Stratton, Eugene Aubrey, FASG. Plymouth Colony: Its History and People 1620-1691. Salt Lake City, UT
Part Two: Topical Narratives
Chapter 12: Morality and Sex .
.. Of course, barring confession or a couple being caught in flagrante delicto, it would have been harder to prove adultery than fornication resulting in pregnancy. The Plymouth courts were probably as fair as any courts of the time could be, and the Plymouth magistrates found themselves at times in a very delicate balance between their desire to punish morality crimes and their sense of not wanting to injure the innocent. Sometimes they found a compromise.
On 2 March 1651/52 the Court of Assistants ordered Edward Holman, who had been observed to frequent the house of Thomas Shrive "at unseasonable times of the night, and at other times, which is feared to bee of ill consequence," to keep away from Shrive's house, and ordered Shrive's wife not to frequent the house of Holman, and to avoid his company.
In another case, on 1 June 1663 the court went one step further, ordering Joseph Rogers to remove his dwelling from Namassakeesett, because he had been keeping company with Mercy, the wife of William Tubbs "after such manor as hath given cause att least to suspect that there hath bine laciviouse acts comitted by them." William Tubbs was ordered not to allow Rogers to come to his house, and Rogers was told that if he should be found at Tubb's house or in the company of his wife, he would be severely whipped.
On 6 March 1665/66 the court required a bond of £20 from John Robinson, plus £10 each from two sureties, for his future good behavior, he having been convicted of some lascivious speeches and actions toward Frances, the wife of Thomas Crippin. Crippin was also accused of being a "pandor of his wife in lightnes and laciviousenes," and he, not being able to find sureties, was required to bind over to the court £40 in livestock and other property. Jonathan Hatch was convicted of unnecessarily frequenting the house of Thomas Crippin, giving rise to "suspision of dishonest behavior" towards Crippin's wife, and he was warned to keep away from her or "hee will answare it att his peril."
inclined to lustfulness; wanton; lewd: a lascivious, girl-chasing old man.
arousing sexual desire.
indicating sexual interest or expressive of lust or lewdness: a lascivious gesture.
Now the plot thickens.

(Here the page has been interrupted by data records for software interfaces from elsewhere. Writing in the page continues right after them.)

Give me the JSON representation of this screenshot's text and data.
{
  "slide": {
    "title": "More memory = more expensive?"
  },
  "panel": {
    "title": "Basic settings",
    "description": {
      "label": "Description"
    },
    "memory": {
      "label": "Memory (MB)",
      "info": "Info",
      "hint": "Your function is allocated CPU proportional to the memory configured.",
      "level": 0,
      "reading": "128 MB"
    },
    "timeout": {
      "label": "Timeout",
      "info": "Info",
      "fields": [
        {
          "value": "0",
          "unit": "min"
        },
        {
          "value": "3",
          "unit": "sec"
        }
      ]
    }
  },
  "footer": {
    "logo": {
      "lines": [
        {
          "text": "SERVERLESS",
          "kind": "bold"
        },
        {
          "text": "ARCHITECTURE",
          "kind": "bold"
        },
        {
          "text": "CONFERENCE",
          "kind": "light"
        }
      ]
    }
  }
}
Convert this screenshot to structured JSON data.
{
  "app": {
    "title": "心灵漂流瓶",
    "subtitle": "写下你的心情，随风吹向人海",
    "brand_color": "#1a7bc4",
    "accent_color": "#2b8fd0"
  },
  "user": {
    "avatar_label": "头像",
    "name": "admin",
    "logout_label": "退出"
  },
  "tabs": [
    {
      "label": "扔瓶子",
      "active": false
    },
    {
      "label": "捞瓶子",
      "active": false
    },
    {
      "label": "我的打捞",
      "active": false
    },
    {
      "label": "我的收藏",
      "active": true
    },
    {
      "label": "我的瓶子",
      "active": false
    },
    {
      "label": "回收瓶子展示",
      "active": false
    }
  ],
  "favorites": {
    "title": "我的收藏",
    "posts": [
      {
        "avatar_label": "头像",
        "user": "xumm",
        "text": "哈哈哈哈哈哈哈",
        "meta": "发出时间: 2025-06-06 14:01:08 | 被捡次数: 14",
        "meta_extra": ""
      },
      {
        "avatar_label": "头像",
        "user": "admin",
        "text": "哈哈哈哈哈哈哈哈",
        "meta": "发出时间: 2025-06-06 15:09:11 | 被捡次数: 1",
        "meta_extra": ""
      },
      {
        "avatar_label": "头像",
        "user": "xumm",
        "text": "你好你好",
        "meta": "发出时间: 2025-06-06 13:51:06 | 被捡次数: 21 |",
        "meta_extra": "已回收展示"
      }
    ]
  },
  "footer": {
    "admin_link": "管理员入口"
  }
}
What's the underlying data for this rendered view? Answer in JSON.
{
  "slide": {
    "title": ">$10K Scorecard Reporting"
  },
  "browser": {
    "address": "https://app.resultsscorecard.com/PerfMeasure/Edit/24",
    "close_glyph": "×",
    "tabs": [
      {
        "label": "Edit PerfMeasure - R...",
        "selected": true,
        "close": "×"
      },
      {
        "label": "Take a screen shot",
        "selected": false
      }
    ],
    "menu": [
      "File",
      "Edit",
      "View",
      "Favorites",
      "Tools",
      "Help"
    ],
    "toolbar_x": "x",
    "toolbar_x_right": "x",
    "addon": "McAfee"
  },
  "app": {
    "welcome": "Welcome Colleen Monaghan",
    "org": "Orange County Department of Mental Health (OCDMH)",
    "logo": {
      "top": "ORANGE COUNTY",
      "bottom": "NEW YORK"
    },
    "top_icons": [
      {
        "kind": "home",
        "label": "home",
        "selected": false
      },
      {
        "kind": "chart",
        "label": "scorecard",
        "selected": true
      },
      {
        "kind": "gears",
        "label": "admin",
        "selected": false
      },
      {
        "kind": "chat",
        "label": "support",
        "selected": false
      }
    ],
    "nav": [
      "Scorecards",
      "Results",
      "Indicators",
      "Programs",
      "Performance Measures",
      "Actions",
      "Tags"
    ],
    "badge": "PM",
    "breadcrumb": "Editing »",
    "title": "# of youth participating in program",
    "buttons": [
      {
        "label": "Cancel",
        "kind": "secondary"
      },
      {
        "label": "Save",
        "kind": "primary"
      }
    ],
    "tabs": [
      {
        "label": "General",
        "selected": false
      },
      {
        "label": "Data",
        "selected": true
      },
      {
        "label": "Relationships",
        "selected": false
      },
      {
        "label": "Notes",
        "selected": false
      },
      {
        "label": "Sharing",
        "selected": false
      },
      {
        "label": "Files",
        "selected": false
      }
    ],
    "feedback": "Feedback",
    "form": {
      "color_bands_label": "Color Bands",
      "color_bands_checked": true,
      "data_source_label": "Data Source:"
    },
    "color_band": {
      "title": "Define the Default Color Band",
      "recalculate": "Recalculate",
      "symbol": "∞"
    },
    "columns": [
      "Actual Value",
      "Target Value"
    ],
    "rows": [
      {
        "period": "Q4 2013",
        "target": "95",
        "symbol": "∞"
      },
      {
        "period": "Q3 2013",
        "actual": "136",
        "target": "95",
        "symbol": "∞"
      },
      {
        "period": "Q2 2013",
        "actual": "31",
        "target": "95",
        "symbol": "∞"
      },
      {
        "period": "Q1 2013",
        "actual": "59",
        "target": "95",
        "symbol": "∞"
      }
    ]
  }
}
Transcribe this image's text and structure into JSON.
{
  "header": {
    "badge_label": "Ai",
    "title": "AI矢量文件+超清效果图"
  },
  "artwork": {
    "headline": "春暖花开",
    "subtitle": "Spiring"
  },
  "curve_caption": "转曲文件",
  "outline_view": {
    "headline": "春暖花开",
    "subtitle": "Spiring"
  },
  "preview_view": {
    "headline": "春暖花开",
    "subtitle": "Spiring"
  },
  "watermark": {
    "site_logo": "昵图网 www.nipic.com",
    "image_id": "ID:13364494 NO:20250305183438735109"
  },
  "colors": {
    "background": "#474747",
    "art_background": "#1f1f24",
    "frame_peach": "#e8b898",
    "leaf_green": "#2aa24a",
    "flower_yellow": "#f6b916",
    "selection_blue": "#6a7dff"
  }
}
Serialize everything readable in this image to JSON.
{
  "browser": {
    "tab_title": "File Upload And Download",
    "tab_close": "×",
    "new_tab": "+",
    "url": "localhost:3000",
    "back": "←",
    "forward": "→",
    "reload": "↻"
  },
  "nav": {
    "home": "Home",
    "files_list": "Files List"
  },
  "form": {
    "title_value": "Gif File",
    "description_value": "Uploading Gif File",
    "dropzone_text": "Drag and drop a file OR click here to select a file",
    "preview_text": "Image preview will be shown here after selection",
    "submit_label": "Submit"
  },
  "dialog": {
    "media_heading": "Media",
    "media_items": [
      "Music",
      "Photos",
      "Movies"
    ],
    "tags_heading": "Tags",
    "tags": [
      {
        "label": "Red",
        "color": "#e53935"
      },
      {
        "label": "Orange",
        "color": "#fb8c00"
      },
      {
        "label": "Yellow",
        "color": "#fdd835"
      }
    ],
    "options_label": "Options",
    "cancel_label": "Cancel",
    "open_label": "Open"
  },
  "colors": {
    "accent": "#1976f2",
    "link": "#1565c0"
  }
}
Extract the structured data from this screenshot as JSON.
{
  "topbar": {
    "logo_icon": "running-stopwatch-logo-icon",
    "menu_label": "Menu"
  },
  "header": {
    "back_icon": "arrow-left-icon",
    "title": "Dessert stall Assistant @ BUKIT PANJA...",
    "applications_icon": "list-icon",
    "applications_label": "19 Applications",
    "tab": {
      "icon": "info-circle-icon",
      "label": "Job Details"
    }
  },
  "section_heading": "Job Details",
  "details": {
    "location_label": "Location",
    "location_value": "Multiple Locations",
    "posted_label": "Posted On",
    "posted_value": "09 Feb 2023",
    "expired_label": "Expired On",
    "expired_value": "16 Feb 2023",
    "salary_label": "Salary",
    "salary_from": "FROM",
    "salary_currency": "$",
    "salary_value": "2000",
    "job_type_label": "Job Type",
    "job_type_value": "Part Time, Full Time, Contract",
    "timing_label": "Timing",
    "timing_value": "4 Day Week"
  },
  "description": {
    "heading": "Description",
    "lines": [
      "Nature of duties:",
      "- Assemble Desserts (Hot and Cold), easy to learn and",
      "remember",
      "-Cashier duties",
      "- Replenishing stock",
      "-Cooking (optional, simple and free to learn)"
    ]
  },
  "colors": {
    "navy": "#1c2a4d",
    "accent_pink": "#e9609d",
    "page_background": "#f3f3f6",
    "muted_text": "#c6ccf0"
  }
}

In the ruling, Frances' husband Thomas is accused of being a "pandor..."
The court spelling of "pandor" is incorrect. The correct spelling is "pander". The defination is below:
a person who furnishes clients for a prostitute or supplies persons for illicit sexual intercourse; procurer; pimp.
a person who caters to or profits from the weaknesses or vices of others.
a go-between in amorous intrigues.
To add another level of unbelief, the court convicted Jonathan Hatch of frequenting the Crippen home giving rise as the court says to "suspicious behaviour". Mr. Hatch was ordered to stay away from the Crippen home or "he will answer to it at his peril".
I've connected the dots from the court ruling and find it hard to believe the facts. Could our 7th Great Grandfather be guilty of providing services to the Puritan community out of his home? Was Frances a willing participant? What would lead Thomas to such behavior?
The fine on Thomas for his part was 40 pounds. In today's money that would be roughly $3000 to $5000 dollars (although direct comparison with early colonial pounds and today's dollars is nearly impossible). Thomas couldn't raise the money. Instead, the court held property and livestock for that amount until he could raise the money himself. Perhaps the Crippen home needed a second income. Who knows?
My parting comment, these court actions occurred in 1665/66. Thomas would have been 15 or 16 years old and just newly wed to his wife Frances. Frances would have been 20 or 21 years old at the time. Their youth would have been taken into account in the judgement passed against them.
Again, all the more confusing. There are more questions than answers so, who are we to judge?
We leave it to history